Georgie: I’d love to dig into UTIs. Pelvic floor rehabilitation isn’t commonly discussed. When I’ve talked to women about UTIs the general knowledge is, “urinate after intercourse and drink cranberry juice.” Talk to us about that.

Allyson: when I say “the sensation of a UTI,” I’m referring to the fact that it feels like a UTI but it isn’t. Sometimes it’s nerve issues. Essentially what we’re doing in terms of both UTI and intercourse is we’re treating the nerves that are firing inappropriately. Sometimes, when the pelvic floor muscles are in a spastic condition, they squeeze and irritate your nerves. This causes inflammation and the nerves fire when they shouldn’t. There are a variety of symptoms that arise from there. Our protocol reverses that: we increase blood flow, decrease inflammation and provide a better environment for nerve function.

Georgie: how would someone know if they feel they have a UTI and don’t?

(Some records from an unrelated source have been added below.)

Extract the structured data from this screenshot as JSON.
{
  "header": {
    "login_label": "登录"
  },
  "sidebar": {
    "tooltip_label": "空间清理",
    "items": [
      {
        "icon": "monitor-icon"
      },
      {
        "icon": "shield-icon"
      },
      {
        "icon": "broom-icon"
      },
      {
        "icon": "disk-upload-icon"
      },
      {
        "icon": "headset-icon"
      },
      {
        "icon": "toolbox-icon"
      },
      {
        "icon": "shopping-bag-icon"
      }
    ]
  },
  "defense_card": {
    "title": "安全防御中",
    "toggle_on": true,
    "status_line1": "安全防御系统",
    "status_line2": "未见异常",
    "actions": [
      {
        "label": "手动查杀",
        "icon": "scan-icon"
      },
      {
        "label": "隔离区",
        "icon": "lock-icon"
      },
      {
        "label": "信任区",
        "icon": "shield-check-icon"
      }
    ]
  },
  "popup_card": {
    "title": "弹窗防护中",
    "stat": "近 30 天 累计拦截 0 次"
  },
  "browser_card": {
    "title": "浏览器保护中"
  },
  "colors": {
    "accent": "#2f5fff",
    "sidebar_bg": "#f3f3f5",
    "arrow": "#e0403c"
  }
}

Allyson: you go to your primary care doctor or gynecologist and get a simple test. If it’s negative, they’re often referred to people like us. Their OBGYN will realize that if it’s not an infection, it isn’t treatable with antibiotics. The next option is that it is a nerve, which is what we treat.

Georgie: is it common for OBGYNs to know that pelvic floor rehabilitation is an option?

Allyson: that’s a good question. We are a newer field of rehab. Awareness is growing but still not where it needs to be. So, not necessarily. Some OBGYNs are aware but we need to do a better job of letting them know that we are here.

Georgie: so, all of those ladies out there who are listening in: go get a test. Before you drink all of the cranberry juice, make sure that you truly have a UTI.

It is endometriosis awareness month and I want to make sure we cover that. There are a lot of women out there with endometriosis who are undiagnosed. Could you share a bit more about how pelvic floor rehabilitation can help endometriosis specifically?

Allyson: it’s multi-factorial. One, the presence of endometriosis can cause your pelvic floor muscles to spasm. This will lead to a cycle that we mentioned earlier, where the nerves keep squeezing and increase nerve inflammation. This gives off the symptoms of urinary, intercourse, bowel and sometimes even lower abdominal pain.

Second, endometriosis in and of itself is a proinflammatory state. It stimulates the release of proinflammatory cytokines.

Third, endometriosis causes pelvic pain because it can directly invade nerves. It’s not as common but it can do that.

Those would be the reasons that people would come to us. They have these symptoms caused by endometriosis itself.

Lastly, when this happens for a long period of time (more than six months), those signals go to the spinal cord and the brain and something called central sensitization occurs. You get a heightened sense of your nervous system overall. The reason I say that is because when we treat people we address all of it: the peripheral nerve, the central nerve and the myofascial tension.